- Website and app data records
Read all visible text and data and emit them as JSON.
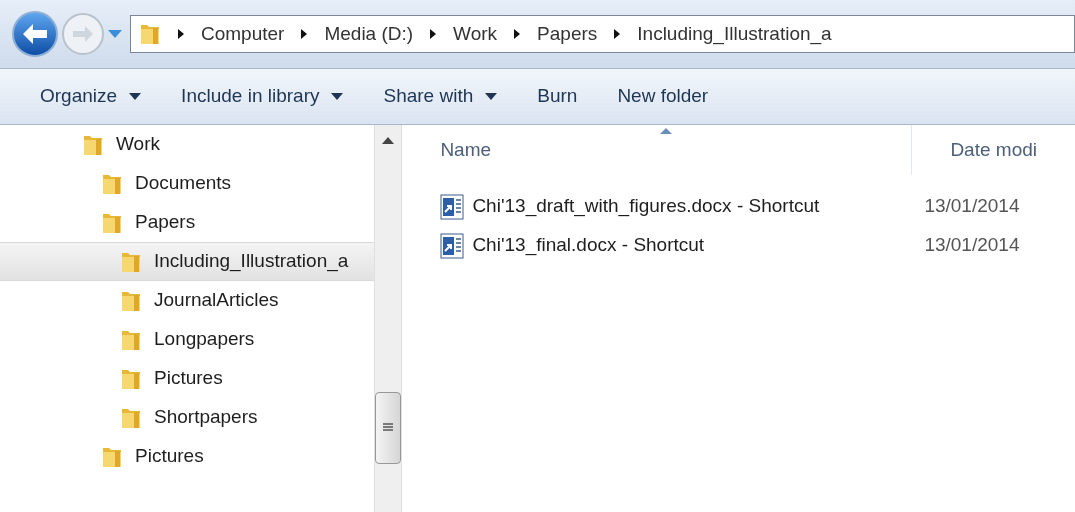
{
  "breadcrumb": [
    "Computer",
    "Media (D:)",
    "Work",
    "Papers",
    "Including_Illustration_a"
  ],
  "toolbar": [
    {
      "label": "Organize",
      "dropdown": true
    },
    {
      "label": "Include in library",
      "dropdown": true
    },
    {
      "label": "Share with",
      "dropdown": true
    },
    {
      "label": "Burn",
      "dropdown": false
    },
    {
      "label": "New folder",
      "dropdown": false
    }
  ],
  "tree": [
    {
      "label": "Work",
      "selected": false,
      "children": [
        {
          "label": "Documents",
          "selected": false
        },
        {
          "label": "Papers",
          "selected": false,
          "children": [
            {
              "label": "Including_Illustration_a",
              "selected": true
            },
            {
              "label": "JournalArticles",
              "selected": false
            },
            {
              "label": "Longpapers",
              "selected": false
            },
            {
              "label": "Pictures",
              "selected": false
            },
            {
              "label": "Shortpapers",
              "selected": false
            }
          ]
        },
        {
          "label": "Pictures",
          "selected": false
        }
      ]
    }
  ],
  "columns": [
    {
      "label": "Name",
      "sorted": true
    },
    {
      "label": "Date modi",
      "sorted": false
    }
  ],
  "files": [
    {
      "name": "Chi'13_draft_with_figures.docx - Shortcut",
      "date": "13/01/2014"
    },
    {
      "name": "Chi'13_final.docx - Shortcut",
      "date": "13/01/2014"
    }
  ]
}
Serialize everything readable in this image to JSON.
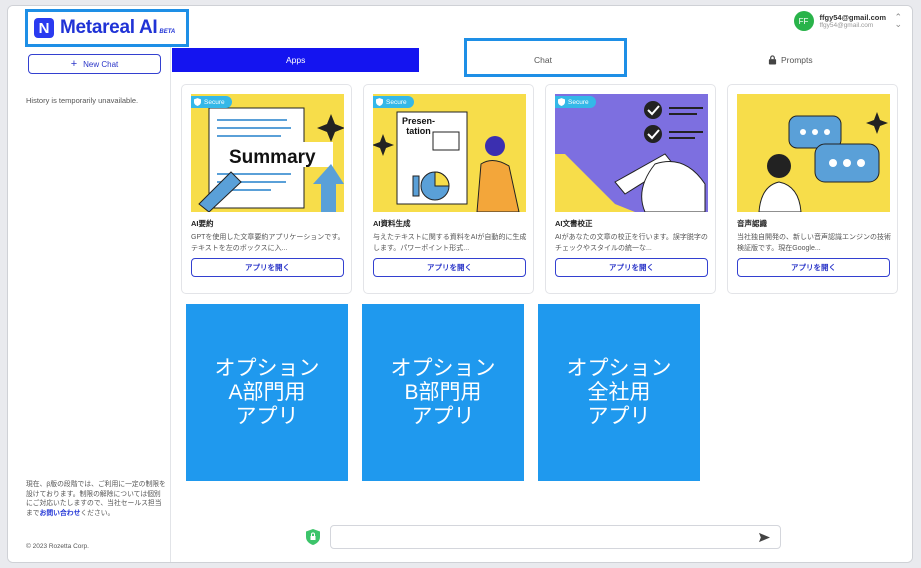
{
  "header": {
    "logo_mark": "N",
    "logo_text": "Metareal AI",
    "logo_beta": "BETA",
    "user_initials": "FF",
    "user_name": "ffgy54@gmail.com",
    "user_email": "ffgy54@gmail.com"
  },
  "sidebar": {
    "new_chat_label": "New Chat",
    "history_text": "History is temporarily unavailable.",
    "note_text": "現在、β版の段階では、ご利用に一定の制限を設けております。制限の解除については個別にご対応いたしますので、当社セールス担当まで",
    "note_link": "お問い合わせ",
    "note_tail": "ください。",
    "copyright": "© 2023 Rozetta Corp."
  },
  "tabs": [
    {
      "label": "Apps",
      "active": true
    },
    {
      "label": "Chat",
      "active": false
    },
    {
      "label": "Prompts",
      "active": false
    }
  ],
  "cards": [
    {
      "secure": "Secure",
      "image_text": "Summary",
      "title": "AI要約",
      "desc": "GPTを使用した文章要約アプリケーションです。テキストを左のボックスに入...",
      "button": "アプリを開く"
    },
    {
      "secure": "Secure",
      "image_text": "Presen-\ntation",
      "title": "AI資料生成",
      "desc": "与えたテキストに関する資料をAIが自動的に生成します。パワーポイント形式...",
      "button": "アプリを開く"
    },
    {
      "secure": "Secure",
      "image_text": "",
      "title": "AI文書校正",
      "desc": "AIがあなたの文章の校正を行います。誤字脱字のチェックやスタイルの統一な...",
      "button": "アプリを開く"
    },
    {
      "secure": "",
      "image_text": "",
      "title": "音声認識",
      "desc": "当社独自開発の、新しい音声認識エンジンの技術検証版です。現在Google...",
      "button": "アプリを開く"
    }
  ],
  "options": [
    "オプション\nA部門用\nアプリ",
    "オプション\nB部門用\nアプリ",
    "オプション\n全社用\nアプリ"
  ],
  "chat_input": {
    "placeholder": ""
  },
  "colors": {
    "accent": "#1414f0",
    "annotation": "#1e8fe6",
    "option_tile": "#1f99ee",
    "secure": "#34b8e8",
    "card_image_bg": "#f7dd4a"
  }
}
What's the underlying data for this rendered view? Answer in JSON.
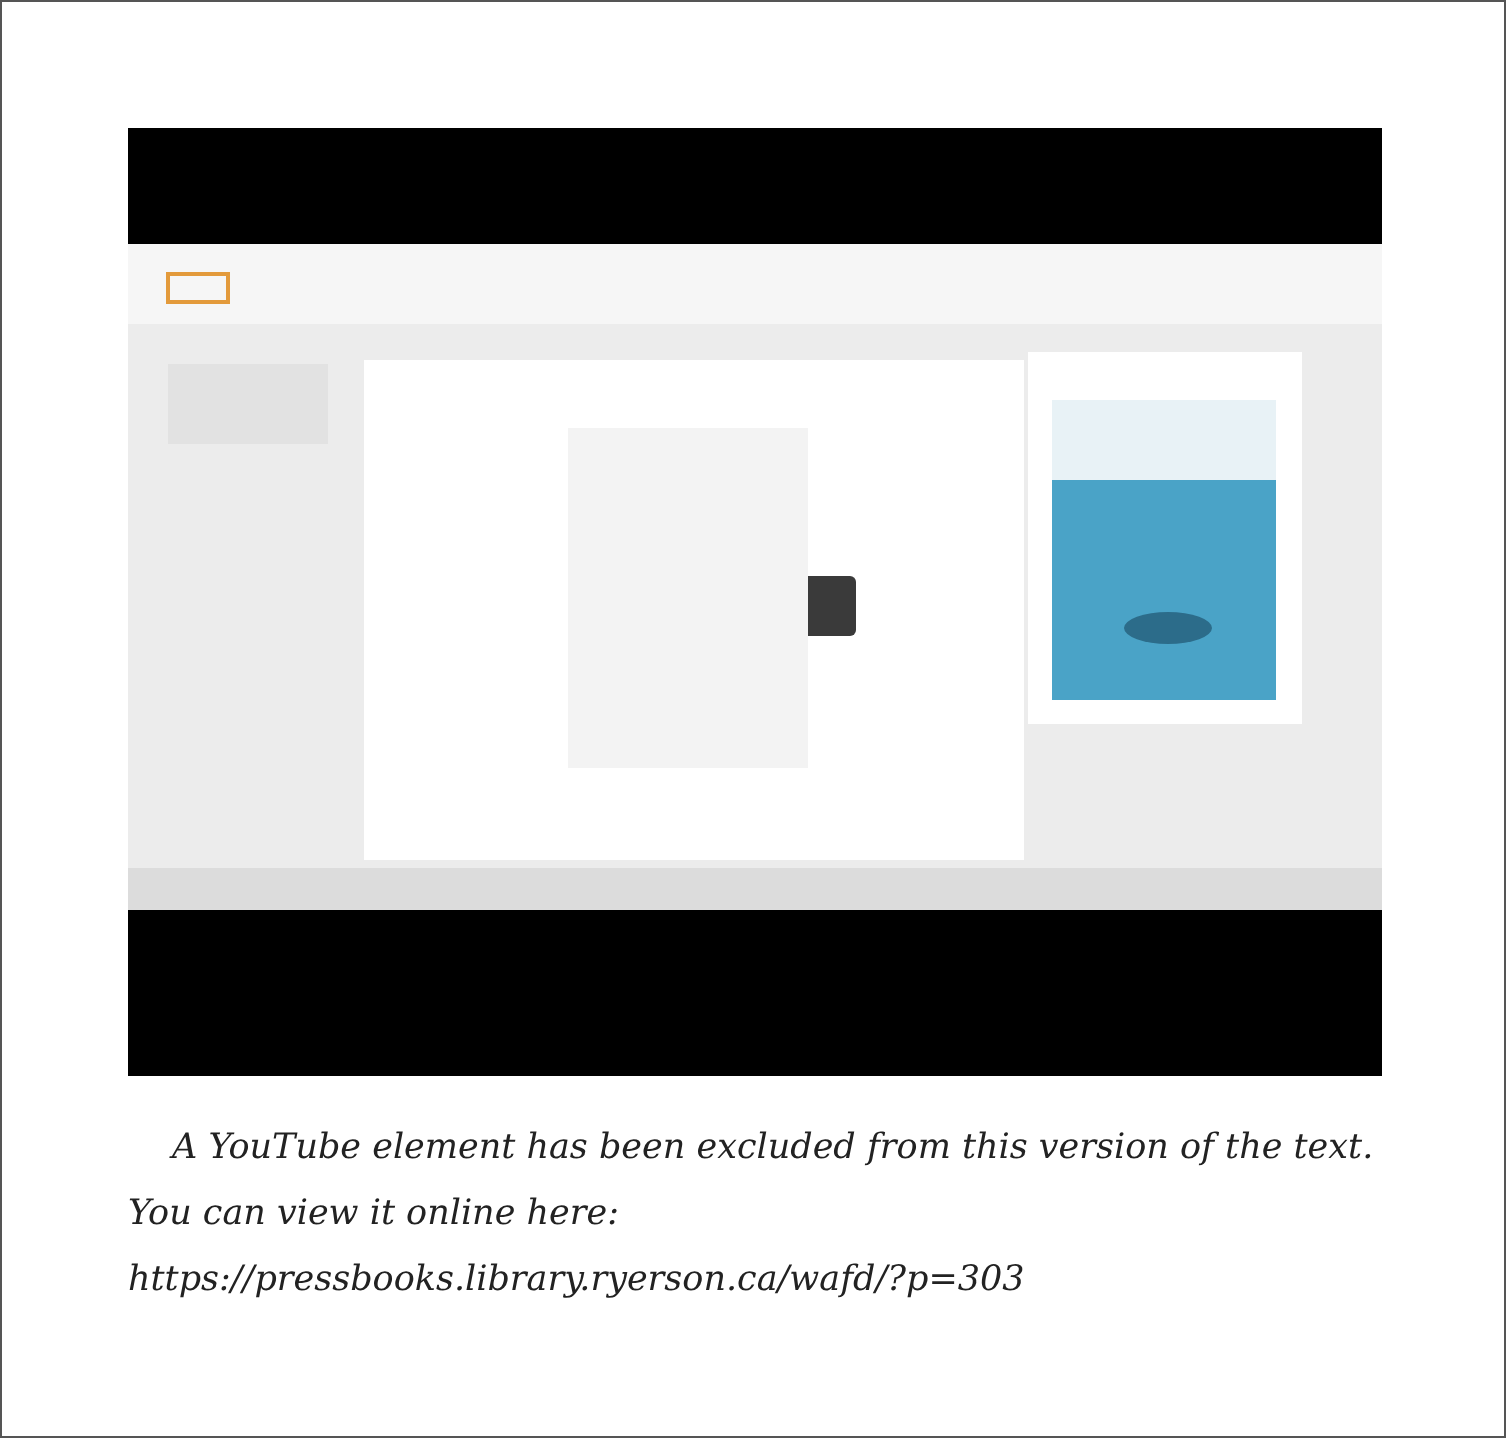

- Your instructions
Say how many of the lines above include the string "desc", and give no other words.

- Final answer
4